WHAT THE EXERCISE ASKS >> Scan the material below for the string "route", and copy every line where it shows up.
◇ ◇ ◇
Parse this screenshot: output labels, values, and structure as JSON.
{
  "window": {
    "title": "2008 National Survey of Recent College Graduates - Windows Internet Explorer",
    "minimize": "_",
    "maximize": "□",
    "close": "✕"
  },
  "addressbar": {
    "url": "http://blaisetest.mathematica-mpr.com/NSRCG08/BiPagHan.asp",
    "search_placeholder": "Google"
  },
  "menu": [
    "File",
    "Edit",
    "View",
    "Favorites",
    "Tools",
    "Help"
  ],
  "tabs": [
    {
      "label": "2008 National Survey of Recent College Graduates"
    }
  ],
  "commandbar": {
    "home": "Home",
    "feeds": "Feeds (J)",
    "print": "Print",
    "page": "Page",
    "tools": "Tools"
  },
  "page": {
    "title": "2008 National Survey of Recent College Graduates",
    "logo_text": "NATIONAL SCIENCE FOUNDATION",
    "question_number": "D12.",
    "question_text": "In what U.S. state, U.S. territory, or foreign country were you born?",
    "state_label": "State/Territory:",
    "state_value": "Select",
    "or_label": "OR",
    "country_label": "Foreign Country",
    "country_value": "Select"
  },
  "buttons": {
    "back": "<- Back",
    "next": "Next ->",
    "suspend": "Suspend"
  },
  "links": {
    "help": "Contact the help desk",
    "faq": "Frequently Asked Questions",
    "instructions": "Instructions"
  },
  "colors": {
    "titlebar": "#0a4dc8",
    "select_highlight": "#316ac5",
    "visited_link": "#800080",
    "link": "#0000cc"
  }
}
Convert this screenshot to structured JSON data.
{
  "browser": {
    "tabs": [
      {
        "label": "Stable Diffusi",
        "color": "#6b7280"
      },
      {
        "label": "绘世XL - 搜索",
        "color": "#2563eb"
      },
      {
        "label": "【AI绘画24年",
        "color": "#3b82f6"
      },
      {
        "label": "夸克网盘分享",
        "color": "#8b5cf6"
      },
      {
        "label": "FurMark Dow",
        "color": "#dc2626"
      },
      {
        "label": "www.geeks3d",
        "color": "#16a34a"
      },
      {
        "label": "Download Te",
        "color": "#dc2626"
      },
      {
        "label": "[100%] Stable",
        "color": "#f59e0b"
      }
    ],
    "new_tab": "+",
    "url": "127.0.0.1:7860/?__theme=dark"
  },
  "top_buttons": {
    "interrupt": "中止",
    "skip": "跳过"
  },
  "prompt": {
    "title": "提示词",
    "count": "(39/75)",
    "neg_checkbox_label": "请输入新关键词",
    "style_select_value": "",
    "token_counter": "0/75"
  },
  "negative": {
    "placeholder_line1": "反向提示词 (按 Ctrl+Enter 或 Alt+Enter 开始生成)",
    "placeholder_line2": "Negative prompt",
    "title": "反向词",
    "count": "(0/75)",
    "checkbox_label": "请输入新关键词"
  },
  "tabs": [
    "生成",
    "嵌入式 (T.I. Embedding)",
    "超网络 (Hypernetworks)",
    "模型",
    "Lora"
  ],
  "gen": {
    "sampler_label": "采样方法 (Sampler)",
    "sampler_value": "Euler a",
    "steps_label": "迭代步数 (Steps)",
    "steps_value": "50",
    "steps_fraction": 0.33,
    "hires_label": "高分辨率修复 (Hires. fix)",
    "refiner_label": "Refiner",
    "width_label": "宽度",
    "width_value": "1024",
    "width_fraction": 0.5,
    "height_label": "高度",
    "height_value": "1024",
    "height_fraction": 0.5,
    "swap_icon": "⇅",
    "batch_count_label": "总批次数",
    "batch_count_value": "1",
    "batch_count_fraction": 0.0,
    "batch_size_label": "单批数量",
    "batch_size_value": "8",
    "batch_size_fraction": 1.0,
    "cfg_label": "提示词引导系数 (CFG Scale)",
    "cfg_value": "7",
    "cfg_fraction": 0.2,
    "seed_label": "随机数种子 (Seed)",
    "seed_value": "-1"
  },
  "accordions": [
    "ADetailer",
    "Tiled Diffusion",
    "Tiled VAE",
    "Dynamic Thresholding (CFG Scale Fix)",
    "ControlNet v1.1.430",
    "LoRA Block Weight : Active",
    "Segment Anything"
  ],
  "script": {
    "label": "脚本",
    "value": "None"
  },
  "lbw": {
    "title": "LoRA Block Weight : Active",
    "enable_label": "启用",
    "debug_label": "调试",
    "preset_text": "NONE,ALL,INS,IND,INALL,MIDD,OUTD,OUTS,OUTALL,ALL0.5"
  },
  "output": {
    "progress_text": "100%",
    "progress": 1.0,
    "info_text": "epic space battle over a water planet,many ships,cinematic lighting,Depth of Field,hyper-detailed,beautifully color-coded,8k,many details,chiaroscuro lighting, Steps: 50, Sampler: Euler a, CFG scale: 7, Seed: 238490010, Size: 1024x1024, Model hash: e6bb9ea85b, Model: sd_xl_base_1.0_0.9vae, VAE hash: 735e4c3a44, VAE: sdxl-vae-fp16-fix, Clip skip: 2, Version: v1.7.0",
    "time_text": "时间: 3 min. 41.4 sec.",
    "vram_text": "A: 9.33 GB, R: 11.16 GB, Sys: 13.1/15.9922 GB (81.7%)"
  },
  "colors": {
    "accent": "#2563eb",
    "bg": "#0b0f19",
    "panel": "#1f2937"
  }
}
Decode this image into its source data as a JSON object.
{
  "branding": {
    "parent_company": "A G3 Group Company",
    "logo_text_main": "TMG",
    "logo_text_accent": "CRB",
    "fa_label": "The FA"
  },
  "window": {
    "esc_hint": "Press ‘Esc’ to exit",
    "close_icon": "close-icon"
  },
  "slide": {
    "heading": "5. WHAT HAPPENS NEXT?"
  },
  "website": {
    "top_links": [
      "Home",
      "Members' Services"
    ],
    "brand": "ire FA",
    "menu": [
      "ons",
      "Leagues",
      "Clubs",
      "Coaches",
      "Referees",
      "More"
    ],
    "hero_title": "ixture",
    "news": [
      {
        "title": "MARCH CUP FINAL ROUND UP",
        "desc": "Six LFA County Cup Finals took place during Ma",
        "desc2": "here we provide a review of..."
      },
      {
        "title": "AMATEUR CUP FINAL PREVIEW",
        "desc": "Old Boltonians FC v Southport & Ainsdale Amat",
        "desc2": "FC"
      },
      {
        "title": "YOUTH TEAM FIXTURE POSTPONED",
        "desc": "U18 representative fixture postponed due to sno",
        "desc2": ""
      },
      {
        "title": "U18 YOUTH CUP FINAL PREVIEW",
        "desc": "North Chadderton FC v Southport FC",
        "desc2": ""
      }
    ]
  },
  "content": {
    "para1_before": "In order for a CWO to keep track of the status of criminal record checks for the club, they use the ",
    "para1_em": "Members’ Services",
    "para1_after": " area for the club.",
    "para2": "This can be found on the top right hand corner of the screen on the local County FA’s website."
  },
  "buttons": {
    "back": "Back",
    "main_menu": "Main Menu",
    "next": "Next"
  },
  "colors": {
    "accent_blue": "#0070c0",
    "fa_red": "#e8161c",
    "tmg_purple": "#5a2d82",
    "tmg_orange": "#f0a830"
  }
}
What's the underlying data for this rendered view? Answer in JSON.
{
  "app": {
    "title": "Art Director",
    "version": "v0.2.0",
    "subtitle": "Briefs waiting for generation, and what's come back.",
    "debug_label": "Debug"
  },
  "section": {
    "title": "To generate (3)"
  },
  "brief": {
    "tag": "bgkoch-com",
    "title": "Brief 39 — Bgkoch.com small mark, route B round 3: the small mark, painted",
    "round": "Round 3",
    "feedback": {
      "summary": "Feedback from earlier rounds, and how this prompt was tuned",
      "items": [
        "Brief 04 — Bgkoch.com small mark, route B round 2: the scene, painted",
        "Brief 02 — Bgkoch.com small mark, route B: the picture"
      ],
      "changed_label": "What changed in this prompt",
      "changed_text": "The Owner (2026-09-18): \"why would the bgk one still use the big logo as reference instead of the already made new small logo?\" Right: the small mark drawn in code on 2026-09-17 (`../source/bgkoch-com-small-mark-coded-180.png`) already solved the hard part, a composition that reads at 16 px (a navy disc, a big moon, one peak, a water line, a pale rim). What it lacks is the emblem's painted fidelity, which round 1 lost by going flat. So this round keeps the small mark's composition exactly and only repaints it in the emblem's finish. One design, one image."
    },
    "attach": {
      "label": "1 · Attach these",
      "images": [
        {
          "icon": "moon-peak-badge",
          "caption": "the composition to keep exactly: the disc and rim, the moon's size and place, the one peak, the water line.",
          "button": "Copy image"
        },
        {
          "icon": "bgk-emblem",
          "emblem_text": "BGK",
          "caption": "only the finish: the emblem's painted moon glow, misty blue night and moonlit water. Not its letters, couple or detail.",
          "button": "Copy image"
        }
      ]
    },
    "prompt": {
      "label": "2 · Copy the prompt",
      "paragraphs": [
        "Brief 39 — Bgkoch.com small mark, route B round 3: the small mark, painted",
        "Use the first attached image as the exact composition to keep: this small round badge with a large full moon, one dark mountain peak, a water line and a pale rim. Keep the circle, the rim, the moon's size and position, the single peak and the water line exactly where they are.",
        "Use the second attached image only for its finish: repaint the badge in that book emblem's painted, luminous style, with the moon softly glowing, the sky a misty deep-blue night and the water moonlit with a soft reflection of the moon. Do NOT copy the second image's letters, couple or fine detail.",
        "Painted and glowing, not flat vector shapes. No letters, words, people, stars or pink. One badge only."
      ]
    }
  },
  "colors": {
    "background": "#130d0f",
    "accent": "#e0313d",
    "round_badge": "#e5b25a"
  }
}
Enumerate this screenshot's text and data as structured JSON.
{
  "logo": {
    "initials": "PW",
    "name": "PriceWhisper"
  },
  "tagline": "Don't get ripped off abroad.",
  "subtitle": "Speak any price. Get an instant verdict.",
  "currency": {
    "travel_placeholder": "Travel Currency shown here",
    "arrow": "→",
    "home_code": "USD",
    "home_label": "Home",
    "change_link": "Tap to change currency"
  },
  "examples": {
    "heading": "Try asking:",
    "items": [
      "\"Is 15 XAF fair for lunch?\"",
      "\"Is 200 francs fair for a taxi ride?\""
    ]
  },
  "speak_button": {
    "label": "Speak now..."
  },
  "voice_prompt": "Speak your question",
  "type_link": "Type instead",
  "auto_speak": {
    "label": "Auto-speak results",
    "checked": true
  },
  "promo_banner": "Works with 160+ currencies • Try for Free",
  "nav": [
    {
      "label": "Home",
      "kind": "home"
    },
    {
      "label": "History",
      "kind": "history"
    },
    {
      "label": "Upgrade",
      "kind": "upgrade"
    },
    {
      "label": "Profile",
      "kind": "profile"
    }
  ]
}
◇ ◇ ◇
RESULT FOR THIS EXERCISE >>
    "title": "Brief 39 — Bgkoch.com small mark, route B round 3: the small mark, painted",
        "Brief 04 — Bgkoch.com small mark, route B round 2: the scene, painted",
        "Brief 02 — Bgkoch.com small mark, route B: the picture"
        "Brief 39 — Bgkoch.com small mark, route B round 3: the small mark, painted",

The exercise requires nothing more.